From February 26-28, 2020, the Pontifical Academy for Life will dedicate its annual Assembly to Artificial Intelligence in three realms: Ethics, Law, and Health. The “Good Algorithm” workshop was presented this morning in the Holy See Press Office.
Taking part in the presentation of the event on Tuesday, February 25, 2020, were Monsignor Vincenzo Paglia, President of the Pontifical Academy for Life; Reverend Father Paolo Benanti, Franciscan Third Order Regular, academic of the Vatican institution; and Maria Chiara Carrozza, Professor of Industrial Bio-Engineering, Saint Anne’s Higher School of Pisa.
Monsignor Vincenzo Paglia, President of the Pontifical Academy for Life, pointed out that “a strong moral ambition” is necessary “to humanize technology and not technologize the human” –, announcing in a particular way the event with which the meeting will close on Friday, February 28, during which the “Rome
“Rome Calls” for the Ethics of Artificial Intelligence is not an official text of the Academy, said Bishop Paglia, but a “document of shared commitments, proposed by us,” in which “some commitments are formulated, basically linked to three chapters: Ethics, Law
The Academy’s President clarified that the digital innovation “in fact, touches all aspects of life, both personal as well as social; it affects the way we understand not only the world but also ourselves.”
Taking part as interlocutors in the event, to be held from Wednesday to Friday in the Synod’s New Hall, are: Brad Smith, President of Microsoft; John Kelly III, Executive Vice-President of the International Business Machines Corporation (IBM); David Sassoli, President of the European Parliament; and Dongyu Qu, Director General of the United Nations Food and Agriculture Organization (FAO). Moreover, Pope Francis will be connected in streaming video from the Apostolic Palace to address a few words to the participants.
This event is being held in continuity with the workshop that the Academy organized last year on “Robotics, Persons, Machines and Health,” held in February of 2019.
Monsignor Paglia said that Pope Francis has asked the Academy to “engage in a reflection” on the “new emerging and converging technologies of finite objects,” such as technologies of information and communication, biotechnology, nanotechnology, and robotics.
The Italian Prelate also explained that the “decisions, including the most important, such as those of a medical, economic and social character, are today the result of the human will and of a series of algorithmic contributions,” he noted. “Human life is on the point of convergence between the human entrance and automatic calculation so that it’s ever more complex to understand its objective, foresee its effects and define its responsibility.”
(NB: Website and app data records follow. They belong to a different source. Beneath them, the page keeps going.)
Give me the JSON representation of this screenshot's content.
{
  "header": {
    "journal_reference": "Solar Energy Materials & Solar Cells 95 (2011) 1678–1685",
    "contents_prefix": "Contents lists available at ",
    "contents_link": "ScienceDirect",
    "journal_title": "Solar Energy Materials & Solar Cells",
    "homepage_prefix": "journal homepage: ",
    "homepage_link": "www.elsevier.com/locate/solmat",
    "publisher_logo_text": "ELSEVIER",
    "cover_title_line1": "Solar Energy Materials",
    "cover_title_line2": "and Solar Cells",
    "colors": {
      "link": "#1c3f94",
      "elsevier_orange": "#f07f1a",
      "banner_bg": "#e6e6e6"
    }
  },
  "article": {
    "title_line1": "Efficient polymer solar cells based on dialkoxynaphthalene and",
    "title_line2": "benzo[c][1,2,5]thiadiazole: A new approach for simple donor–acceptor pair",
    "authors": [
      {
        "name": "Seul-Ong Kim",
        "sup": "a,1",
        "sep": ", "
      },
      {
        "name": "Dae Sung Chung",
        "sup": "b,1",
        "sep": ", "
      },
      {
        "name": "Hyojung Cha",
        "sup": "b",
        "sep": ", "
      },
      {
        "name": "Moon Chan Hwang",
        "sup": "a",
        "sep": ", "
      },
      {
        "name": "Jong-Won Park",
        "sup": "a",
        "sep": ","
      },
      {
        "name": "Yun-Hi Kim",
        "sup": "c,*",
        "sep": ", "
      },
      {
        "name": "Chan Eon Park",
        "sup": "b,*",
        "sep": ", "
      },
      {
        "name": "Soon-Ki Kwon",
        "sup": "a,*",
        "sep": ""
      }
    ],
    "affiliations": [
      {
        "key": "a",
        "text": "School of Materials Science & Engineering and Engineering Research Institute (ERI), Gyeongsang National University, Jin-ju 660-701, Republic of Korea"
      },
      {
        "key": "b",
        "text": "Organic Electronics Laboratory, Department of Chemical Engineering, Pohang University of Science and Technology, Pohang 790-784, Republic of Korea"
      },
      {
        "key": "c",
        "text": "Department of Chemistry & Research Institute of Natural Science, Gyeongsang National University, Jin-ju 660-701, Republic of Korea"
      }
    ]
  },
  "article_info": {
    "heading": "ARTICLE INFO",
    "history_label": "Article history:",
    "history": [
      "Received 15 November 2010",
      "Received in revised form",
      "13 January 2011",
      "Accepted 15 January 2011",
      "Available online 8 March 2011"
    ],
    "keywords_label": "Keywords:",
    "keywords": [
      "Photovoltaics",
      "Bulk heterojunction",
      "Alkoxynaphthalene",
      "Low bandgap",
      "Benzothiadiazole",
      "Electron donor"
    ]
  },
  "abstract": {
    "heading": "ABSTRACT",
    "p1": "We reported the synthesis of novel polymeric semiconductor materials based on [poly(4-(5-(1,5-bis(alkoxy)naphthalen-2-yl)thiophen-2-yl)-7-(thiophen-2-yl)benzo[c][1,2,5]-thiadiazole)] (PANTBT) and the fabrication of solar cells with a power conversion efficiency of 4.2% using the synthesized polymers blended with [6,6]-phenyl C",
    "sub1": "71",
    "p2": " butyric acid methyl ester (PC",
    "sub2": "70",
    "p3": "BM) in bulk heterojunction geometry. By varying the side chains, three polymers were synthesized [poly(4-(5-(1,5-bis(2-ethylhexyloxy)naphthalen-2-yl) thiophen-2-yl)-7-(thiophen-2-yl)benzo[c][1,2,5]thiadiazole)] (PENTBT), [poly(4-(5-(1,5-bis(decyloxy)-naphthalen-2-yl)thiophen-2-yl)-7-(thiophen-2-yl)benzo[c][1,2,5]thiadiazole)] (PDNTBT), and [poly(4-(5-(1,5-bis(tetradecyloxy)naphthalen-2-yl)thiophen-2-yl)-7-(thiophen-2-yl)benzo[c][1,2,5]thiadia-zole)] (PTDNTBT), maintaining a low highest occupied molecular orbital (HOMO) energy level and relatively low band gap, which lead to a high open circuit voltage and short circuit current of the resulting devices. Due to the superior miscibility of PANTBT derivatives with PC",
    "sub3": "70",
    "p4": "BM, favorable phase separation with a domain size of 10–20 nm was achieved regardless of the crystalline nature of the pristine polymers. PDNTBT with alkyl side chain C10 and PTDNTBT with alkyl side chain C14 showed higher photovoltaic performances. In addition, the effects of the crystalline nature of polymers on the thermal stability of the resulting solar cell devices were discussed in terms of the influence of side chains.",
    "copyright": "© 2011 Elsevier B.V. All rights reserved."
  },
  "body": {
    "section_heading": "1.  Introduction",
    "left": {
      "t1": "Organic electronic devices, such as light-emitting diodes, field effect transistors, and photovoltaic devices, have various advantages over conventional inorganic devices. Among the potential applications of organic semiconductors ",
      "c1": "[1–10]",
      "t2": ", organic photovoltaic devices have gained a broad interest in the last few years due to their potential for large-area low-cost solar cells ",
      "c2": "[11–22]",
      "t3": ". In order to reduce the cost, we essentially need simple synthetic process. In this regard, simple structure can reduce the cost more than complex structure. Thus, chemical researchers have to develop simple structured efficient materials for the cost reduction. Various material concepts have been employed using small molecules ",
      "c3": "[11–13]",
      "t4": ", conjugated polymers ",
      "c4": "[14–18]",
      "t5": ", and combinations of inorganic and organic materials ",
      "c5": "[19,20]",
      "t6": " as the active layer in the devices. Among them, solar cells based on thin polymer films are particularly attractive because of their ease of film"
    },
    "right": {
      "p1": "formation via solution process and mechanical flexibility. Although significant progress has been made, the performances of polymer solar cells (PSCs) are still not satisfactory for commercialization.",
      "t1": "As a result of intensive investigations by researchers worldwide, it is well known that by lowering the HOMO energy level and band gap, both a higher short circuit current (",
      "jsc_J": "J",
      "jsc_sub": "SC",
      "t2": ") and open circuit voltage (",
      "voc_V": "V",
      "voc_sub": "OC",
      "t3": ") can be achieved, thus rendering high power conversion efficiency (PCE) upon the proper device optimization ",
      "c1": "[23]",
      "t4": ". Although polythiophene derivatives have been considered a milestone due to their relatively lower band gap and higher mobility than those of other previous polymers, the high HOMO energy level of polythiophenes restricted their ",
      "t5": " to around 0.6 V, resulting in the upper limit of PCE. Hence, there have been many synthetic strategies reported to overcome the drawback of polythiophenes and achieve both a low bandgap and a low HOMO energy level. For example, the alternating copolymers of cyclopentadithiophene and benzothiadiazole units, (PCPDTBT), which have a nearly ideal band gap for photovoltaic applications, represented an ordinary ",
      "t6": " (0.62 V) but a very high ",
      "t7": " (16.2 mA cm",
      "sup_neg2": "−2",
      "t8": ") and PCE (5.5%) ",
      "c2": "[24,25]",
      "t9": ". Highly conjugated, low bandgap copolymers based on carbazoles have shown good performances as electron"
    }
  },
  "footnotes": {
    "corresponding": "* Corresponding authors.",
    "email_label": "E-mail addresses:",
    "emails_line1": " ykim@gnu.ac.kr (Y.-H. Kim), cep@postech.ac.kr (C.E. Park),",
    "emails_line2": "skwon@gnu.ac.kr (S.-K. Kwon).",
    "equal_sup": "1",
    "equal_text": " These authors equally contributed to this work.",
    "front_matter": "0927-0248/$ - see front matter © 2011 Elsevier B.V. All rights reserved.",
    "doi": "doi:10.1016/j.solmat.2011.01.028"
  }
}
Father Paolo Benanti
“Artificial Intelligence doesn’t work to do something specific; it is geared, above all, to changing the way in which we do everything,” as happened with electricity, said the Franciscan.
“If we want the machine to support man and the common good, without ever substituting the human being, then the logarithms must include ethical, and not only numerical values,” pointed out the academic. Basically, ”we need to be capable of indicating the ethical values through the numerical values that fuel the algorithm,” he specified.
The Italian priest offered another premise. “Ethics needs to contaminate computation,” adding that we “need algorithms, namely, a way of making computable the good and bad evaluations. Only thus will we be able to create machines that can become instruments of humanization of the world,” he concluded.